They set up TPC Louisiana’s 16th as a drivable, 306-yard par-4 Sunday, a hole designed to inject nerve-jangling drama into the closing act of the Zurich Classic of New Orleans.
But with a three-stroke lead in hand, Jon Rahm found a 7-iron in his hands instead of the driver he wanted to hit.
“I’m going to go ahead and say I was held up by three people,” Rahm said, “because all I had in my mind was driver.”
The three wise men wielding their veto power: Rahm’s playing partner Ryan Palmer and their two caddies.
“I wouldn’t let him” hit it, Palmer said.
So, Rahm dutifully piped a 176-yard 7-iron down the fairway. Standing behind his talented young teammate, Palmer smiled, the smile of a man who knew he was minutes away from ending his nine-year PGA Tour winning drought.
That moment typified what ultimately made a win by this unlikely autumn-spring pairing of the 42-year old Palmer and the 24-year old Rahm as inevitable as death and taxes. Rahm’s brash young can’t-miss talent proved a perfect compliment to the steady, law partner-like counsel of the affable Palmer.
Apologies to their former Zurich Classic partners, Jordan Spieth, who skipped the Zurich after teaming with fellow Texan Palmer the past two years and Wesley Bryan, who played here with Rahm last year but recently underwent shoulder surgery. But as celebrated duos go, these guys go together like Abbott and Costello, Batman and Robin, Holmes and Watson. Heck, the real Holmes and Watson — J.B. and Bubba, who tied for 34th — wish they could have been as Sherlock Holmes and Dr. Watson as Rahm and Palmer were.
“I can say Jordan and Wesley, sorry, we already have a partner for next year,” Rahm said beaming.
Palmer beamed as well, sitting beside Rahm draped in Mardi Gras beads and tossing bags of Skittles into the interview room like carnival doubloons — the two toasted each birdie this week by munching a Skittle as a motivational treat. He looked like Ed Orgeron after he lands a commitment from a five-star prospect.
“You can tell he’s destined for great things in this game, that’s for sure,” Palmer said. “I’ll take him any day I can.”
As for the Zurich Classic itself, it is a huge plus to have Rahm as one of its champions, someone it can count on to return to play in New Orleans for years to come.
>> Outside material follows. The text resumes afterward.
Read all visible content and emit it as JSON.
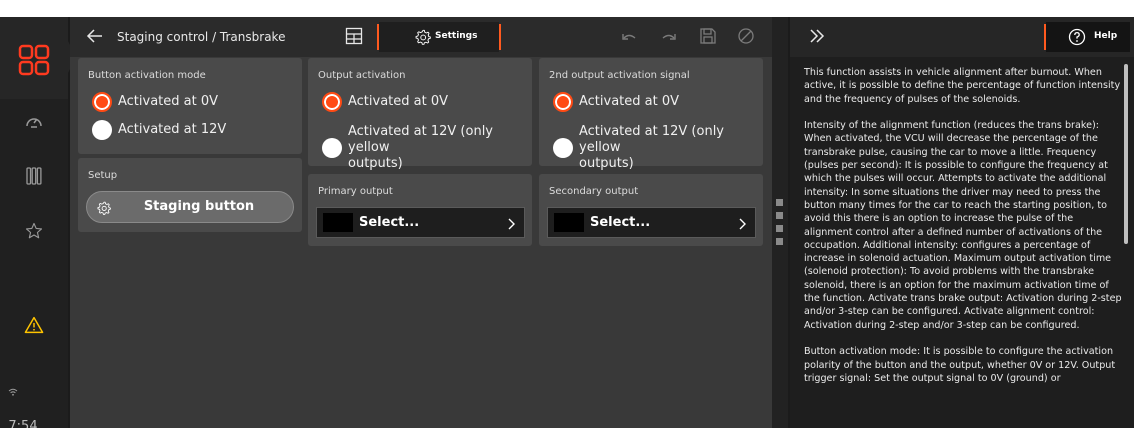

With apologies to Billy Horschel, a former FedEx Cup champion who won with Scott Piercy in 2018, Rahm is the biggest name to win here since the tournament went to team play three years ago. Rahm is one of those players whose every move is closely tracked in the world of golf, another boundless, passionate Spaniard in the tradition of Seve Ballesteros and Jose Maria Olazabal and Sergio Garcia (runner-up with Tommy Fleetwood) who is pegged for multiple major greatness before his career is done.
On the PGA Tour, the players compete in tournaments and the tournaments compete for players. Non-majors like the Zurich have to fight to lure the big names into their fields, now more than ever with the compressed schedule that ends with the Tour Championship in late August. The Zurich’s hook is New Orleans’ food and culture and the tournament’s relaxed buddy system, a welcome antithesis to the Masters and PGA Championship pressure cookers that bracket this event a couple weeks before and after.
So good on the Zurich and on Palmer, a PGA Tour good guy whose wife Jennifer is recovering from breast cancer (she and son Mason flew in from Dallas for the final round) and who established a fund to help junior golfers play for tournament fees and dues.
Palmer paid a lot of dues before getting back in the winner’s circle. Now it’s hard to say who was the bigger winner, the Palmer/Rahm team or the tournament itself.